What needs to be done -> Select all lines in the records that include "component".

Task inputs ->
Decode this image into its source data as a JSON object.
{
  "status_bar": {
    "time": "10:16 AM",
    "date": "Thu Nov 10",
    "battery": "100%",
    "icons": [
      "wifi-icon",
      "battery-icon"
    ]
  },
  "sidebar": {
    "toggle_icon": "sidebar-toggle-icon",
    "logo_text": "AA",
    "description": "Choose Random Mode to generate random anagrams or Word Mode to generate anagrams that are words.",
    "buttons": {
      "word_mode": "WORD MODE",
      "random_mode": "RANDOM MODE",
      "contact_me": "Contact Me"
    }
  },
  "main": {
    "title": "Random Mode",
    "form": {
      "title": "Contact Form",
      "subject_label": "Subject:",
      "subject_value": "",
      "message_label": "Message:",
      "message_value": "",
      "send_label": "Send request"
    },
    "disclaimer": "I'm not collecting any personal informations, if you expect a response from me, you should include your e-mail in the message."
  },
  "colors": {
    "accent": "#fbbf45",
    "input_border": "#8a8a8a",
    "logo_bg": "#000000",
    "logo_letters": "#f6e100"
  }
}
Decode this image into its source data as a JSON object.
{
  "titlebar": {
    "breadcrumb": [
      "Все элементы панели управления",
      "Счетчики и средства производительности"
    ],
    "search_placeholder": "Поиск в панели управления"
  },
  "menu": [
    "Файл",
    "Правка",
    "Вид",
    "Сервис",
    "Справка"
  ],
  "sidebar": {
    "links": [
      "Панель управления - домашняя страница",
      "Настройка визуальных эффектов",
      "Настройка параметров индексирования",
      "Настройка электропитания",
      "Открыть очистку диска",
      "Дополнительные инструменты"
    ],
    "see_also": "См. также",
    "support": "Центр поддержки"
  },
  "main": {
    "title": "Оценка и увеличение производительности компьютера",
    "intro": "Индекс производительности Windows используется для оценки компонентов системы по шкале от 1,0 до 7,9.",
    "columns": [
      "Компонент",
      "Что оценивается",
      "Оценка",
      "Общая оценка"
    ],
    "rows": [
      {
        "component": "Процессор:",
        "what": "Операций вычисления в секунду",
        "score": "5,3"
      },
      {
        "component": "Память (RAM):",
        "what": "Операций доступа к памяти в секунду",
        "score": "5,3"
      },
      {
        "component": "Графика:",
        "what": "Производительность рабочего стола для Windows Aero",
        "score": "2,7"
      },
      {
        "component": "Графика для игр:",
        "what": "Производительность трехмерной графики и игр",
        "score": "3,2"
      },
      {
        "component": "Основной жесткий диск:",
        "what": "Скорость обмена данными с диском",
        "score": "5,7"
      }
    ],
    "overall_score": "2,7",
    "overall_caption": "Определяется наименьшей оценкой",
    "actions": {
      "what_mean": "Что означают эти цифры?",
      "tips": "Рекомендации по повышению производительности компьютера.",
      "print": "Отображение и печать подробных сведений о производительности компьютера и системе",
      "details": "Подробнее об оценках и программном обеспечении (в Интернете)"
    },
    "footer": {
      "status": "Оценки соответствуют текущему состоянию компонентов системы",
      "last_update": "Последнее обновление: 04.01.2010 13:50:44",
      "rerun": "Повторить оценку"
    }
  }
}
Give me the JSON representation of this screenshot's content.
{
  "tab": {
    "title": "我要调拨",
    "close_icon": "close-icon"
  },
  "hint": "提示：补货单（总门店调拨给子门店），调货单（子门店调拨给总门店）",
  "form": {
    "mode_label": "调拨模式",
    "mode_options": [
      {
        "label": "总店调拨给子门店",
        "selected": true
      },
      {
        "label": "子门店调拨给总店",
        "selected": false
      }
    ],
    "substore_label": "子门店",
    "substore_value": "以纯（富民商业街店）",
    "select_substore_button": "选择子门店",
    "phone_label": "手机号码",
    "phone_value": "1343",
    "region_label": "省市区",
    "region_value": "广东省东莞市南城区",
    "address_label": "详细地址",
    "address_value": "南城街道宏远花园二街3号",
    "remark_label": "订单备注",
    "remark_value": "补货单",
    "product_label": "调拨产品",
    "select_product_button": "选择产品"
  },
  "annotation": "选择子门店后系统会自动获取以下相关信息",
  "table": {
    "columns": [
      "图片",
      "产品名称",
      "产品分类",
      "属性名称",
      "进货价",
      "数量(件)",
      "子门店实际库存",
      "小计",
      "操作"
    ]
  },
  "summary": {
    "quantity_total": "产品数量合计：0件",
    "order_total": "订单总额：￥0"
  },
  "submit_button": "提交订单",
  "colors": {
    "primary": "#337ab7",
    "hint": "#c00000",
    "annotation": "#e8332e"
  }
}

Expected answer ->
        "component": "Процессор:",
        "component": "Память (RAM):",
        "component": "Графика:",
        "component": "Графика для игр:",
        "component": "Основной жесткий диск:",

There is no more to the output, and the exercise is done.